As Autodesk woke up to the importance of its own resource groups, its culture team began to act accordingly. The software company hosted a celebratory ERG Week and made elections more rigorous. "Candidates interview in front of multiple panels, spanning peers and executives from CEO staff. Once selected, ERG leads serve for two years, with the option to run for a second term," Giacalone explained in her blog post. Under the new framework, current leaders will finish their first term in January 2022 and get paid in April 2022.
"It isn’t easy to put a price tag on the benefits our ERG leads bring to Autodesk. Their work is invaluable and they are a vital part of the fabric that makes Autodesk a great place to work," Giacalone said.
Christie Lindor, founder of DEI consulting firm Tessi, previously spoke to HR Dive about her experience as a Black ERG leader during anti-police brutality movements. Before becoming an independent consultant, Lindor worked in management at EY, Deloitte Consulting and IBM. Lindor had already been working nights and weekends to support her fellow Black colleagues. Following Trayvon Martin's death, her responsibilities kicked into high gear.
"You have this whole community that's relying on you to be a leader. You have to swallow a lot of stuff to be able to be there for that," Lindor told HR Dive. "And those 7:00 a.m. coffee meetings or 11:00 p.m. calls — those 'I want to quit' calls — a lot of people don't see. But this is the life of an ERG leader. This is their day-to-day life."
Paying heads of business resource groups isn’t just an ethical imperative.
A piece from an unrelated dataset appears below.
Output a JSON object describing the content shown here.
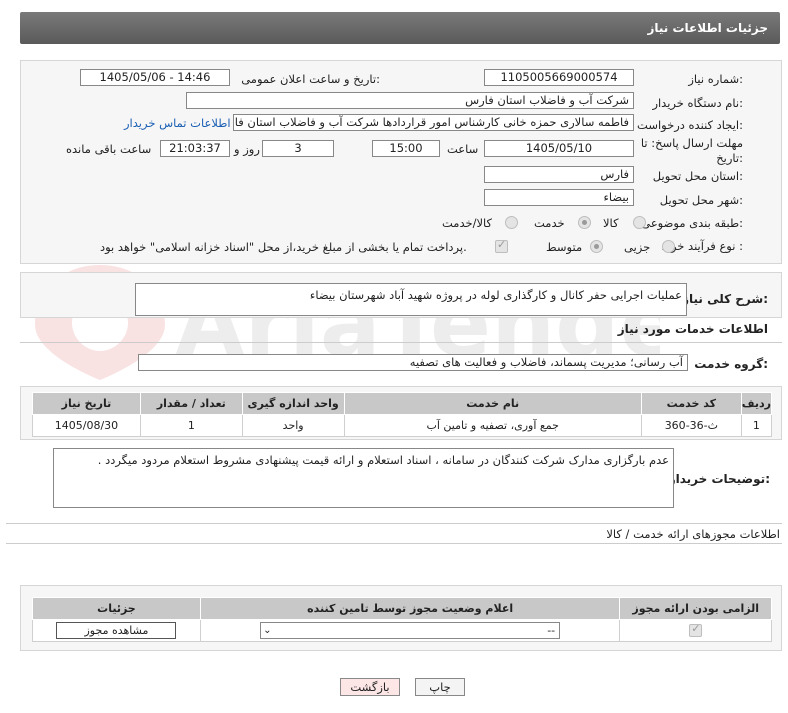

It reinforces that diversity and inclusion work are a part of a company’s narrative. "As opposed to 'a side thing,' that kind of change creates a sense of pride and a sense of increased loyalty to that organization," Lindor said. "It really adds another level of passion, but also credibility and validity that the groups created are looking for."
"While we can’t thank our ERG leads enough, we hope that this appreciation bonus is a way to say 'thank you’ for all that they do," Autodesk’s Giacalone said.